A rising global superpower must have an advanced aerospace industry to sustain dominance. When it comes to drone development, China has been rapidly advancing the technology and exporting the aircraft across the world -- taking precious market share away from the U.S.
Chinese media is reporting that Chengdu-based Tengden Technology Co. has developed the world's largest and first three-engine drone -- took off from an airfield in southwest China late last week.
Chengdu Daily said the design of the drone is a world-first. The wingspan of the aircraft stretches 60 ft., and the aircraft's main body section is 33 ft. long. It's equipped with three-piston engines, with one on each side of the wing, along with one mounted on the rear of the plane, allowing it to have a maximum takeoff weight of 3.2 tons and fly for 35 hours.
The drone has a flight ceiling of about 31,000 ft. with a top speed of about 200 mph, Chengdu Daily said, adding that the plane has been designed for airfields in plateau regions.
The pusher configuration, an engine mounted on the rear of the plane, allows it to carry more payload and take off from shorter runways.
The drone is a multifunction aircraft that will allow the People's Liberation Army Air Force (PLAAF) to fly attack and surveillance missions.
Chengdu Daily said it could also be used for disaster relief, forest firefighting, geographic mapping, meteorological observation, and aerial communications relay.
Tengoen Technology expects the drone to be in series production in the near term for delivery to clients in the second half of 2021.
China has become the top country, controlling at least 70% of the world’s civilian drone market, via the Shenzhen-based drone giant SZ DJI Technology Co., Ltd.
China's military drones are also gaining market share across the world, with increased sales to Middle East countries.
China's rapid ascension as a global superpower has been made part by its manufacturing hub, along with many advances in technologies, including artificial intelligence, automation, drones, and hypersonics. This has angered the Trump administration, who is threatening to ban all DJI products from federal agencies and has created fearmongering campaigns of how Chinese-made drones could be susceptible to hacks.

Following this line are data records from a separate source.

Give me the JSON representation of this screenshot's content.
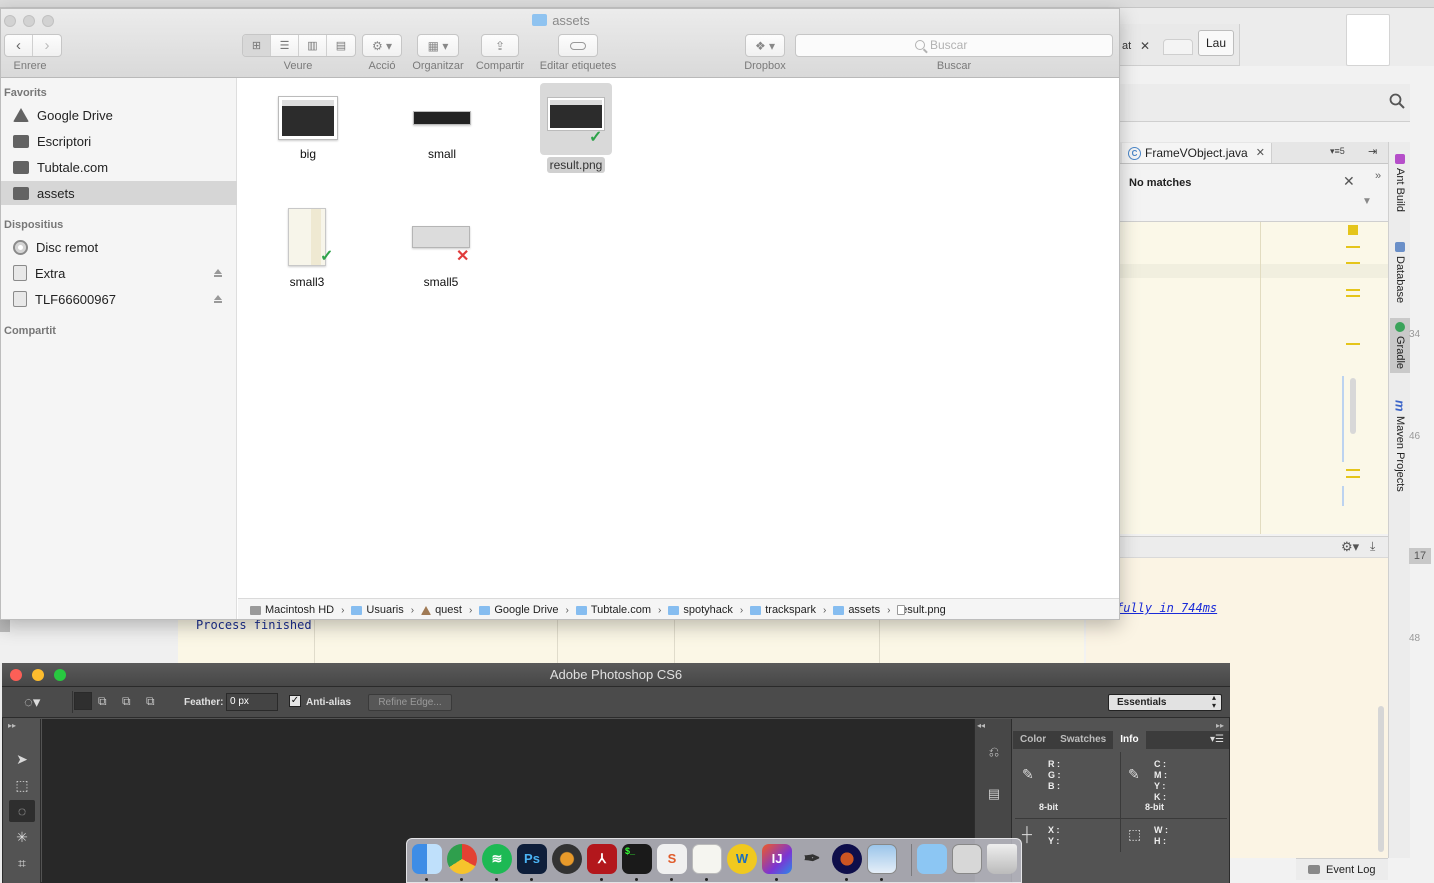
{
  "finder": {
    "title": "assets",
    "toolbar": {
      "back_label": "Enrere",
      "view_label": "Veure",
      "action_label": "Acció",
      "arrange_label": "Organitzar",
      "share_label": "Compartir",
      "tags_label": "Editar etiquetes",
      "dropbox_label": "Dropbox",
      "search_label": "Buscar",
      "search_placeholder": "Buscar"
    },
    "sidebar": {
      "favorites_heading": "Favorits",
      "favorites": [
        {
          "label": "Google Drive",
          "icon": "google-drive-icon"
        },
        {
          "label": "Escriptori",
          "icon": "folder-icon"
        },
        {
          "label": "Tubtale.com",
          "icon": "folder-icon"
        },
        {
          "label": "assets",
          "icon": "folder-icon",
          "selected": true
        }
      ],
      "devices_heading": "Dispositius",
      "devices": [
        {
          "label": "Disc remot",
          "icon": "disc-icon"
        },
        {
          "label": "Extra",
          "icon": "drive-icon",
          "ejectable": true
        },
        {
          "label": "TLF66600967",
          "icon": "drive-icon",
          "ejectable": true
        }
      ],
      "shared_heading": "Compartit"
    },
    "files": [
      {
        "name": "big",
        "badge": "none"
      },
      {
        "name": "small",
        "badge": "none"
      },
      {
        "name": "result.png",
        "badge": "synced",
        "selected": true
      },
      {
        "name": "small3",
        "badge": "synced"
      },
      {
        "name": "small5",
        "badge": "error"
      }
    ],
    "path": [
      "Macintosh HD",
      "Usuaris",
      "quest",
      "Google Drive",
      "Tubtale.com",
      "spotyhack",
      "trackspark",
      "assets",
      "result.png"
    ]
  },
  "ide": {
    "tab_label": "FrameVObject.java",
    "tab_menu": "▾≡5",
    "find_status": "No matches",
    "console_link": "fully in 744ms",
    "process_text": "Process finished",
    "side_tabs": [
      "Ant Build",
      "Database",
      "Gradle",
      "Maven Projects"
    ],
    "event_log": "Event Log",
    "badge_number": "17",
    "side_numbers": [
      "34",
      "46",
      "48"
    ]
  },
  "browser": {
    "tab_fragment": "at",
    "user_button": "Lau"
  },
  "photoshop": {
    "title": "Adobe Photoshop CS6",
    "feather_label": "Feather:",
    "feather_value": "0 px",
    "antialias_label": "Anti-alias",
    "refine_edge_label": "Refine Edge...",
    "workspace": "Essentials",
    "panel_tabs": [
      "Color",
      "Swatches",
      "Info"
    ],
    "info": {
      "rgb": "R :\nG :\nB :",
      "cmyk": "C :\nM :\nY :\nK :",
      "bit_left": "8-bit",
      "bit_right": "8-bit",
      "xy": "X :\nY :",
      "wh": "W :\nH :"
    }
  },
  "dock": {
    "apps": [
      "Finder",
      "Chrome",
      "Spotify",
      "Photoshop",
      "Logic",
      "Acrobat",
      "Terminal",
      "Sublime",
      "Notes",
      "Wunderlist",
      "IntelliJ",
      "Inkscape",
      "Audition",
      "Preview",
      "Folder",
      "Screenshot",
      "Trash"
    ]
  }
}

Even the Pentagon has felt threatened by Chinese military drones because increased sales to the Middle East and other parts of the world have taken away market share from General Atomics, Lockheed Martin, Northrop Grumman, and Boeing